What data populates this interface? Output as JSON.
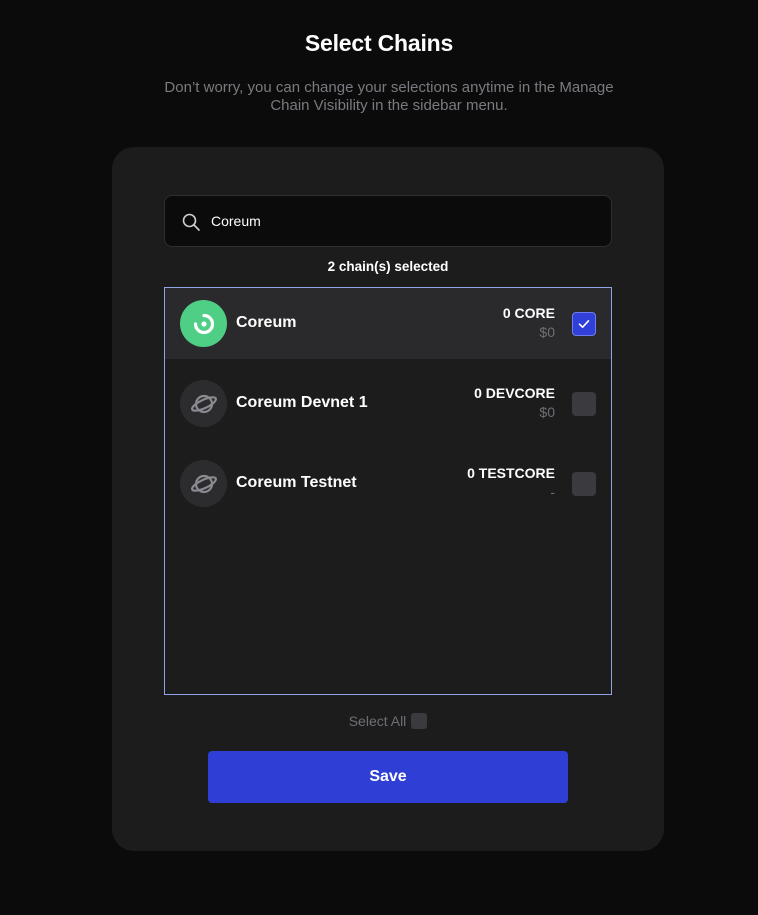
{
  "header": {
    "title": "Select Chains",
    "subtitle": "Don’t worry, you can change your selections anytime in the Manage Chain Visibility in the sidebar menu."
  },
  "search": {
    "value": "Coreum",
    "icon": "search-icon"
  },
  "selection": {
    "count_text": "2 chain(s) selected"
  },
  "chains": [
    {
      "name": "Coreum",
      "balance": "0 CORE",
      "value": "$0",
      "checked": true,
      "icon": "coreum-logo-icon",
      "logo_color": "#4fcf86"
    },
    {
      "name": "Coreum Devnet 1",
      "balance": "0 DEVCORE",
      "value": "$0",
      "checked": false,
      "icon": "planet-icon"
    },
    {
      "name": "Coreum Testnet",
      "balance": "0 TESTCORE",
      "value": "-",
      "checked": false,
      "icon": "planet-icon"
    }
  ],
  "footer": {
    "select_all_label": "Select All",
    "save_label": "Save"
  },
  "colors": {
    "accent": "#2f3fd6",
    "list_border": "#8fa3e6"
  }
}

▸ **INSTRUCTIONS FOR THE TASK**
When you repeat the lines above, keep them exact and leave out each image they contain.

▸ **EXERCISE RESPONSE**
What data populates this interface? Output as JSON.
{
  "header": {
    "title": "Select Chains",
    "subtitle": "Don’t worry, you can change your selections anytime in the Manage Chain Visibility in the sidebar menu."
  },
  "search": {
    "value": "Coreum",
    "icon": "search-icon"
  },
  "selection": {
    "count_text": "2 chain(s) selected"
  },
  "chains": [
    {
      "name": "Coreum",
      "balance": "0 CORE",
      "value": "$0",
      "checked": true,
      "icon": "coreum-logo-icon",
      "logo_color": "#4fcf86"
    },
    {
      "name": "Coreum Devnet 1",
      "balance": "0 DEVCORE",
      "value": "$0",
      "checked": false,
      "icon": "planet-icon"
    },
    {
      "name": "Coreum Testnet",
      "balance": "0 TESTCORE",
      "value": "-",
      "checked": false,
      "icon": "planet-icon"
    }
  ],
  "footer": {
    "select_all_label": "Select All",
    "save_label": "Save"
  },
  "colors": {
    "accent": "#2f3fd6",
    "list_border": "#8fa3e6"
  }
}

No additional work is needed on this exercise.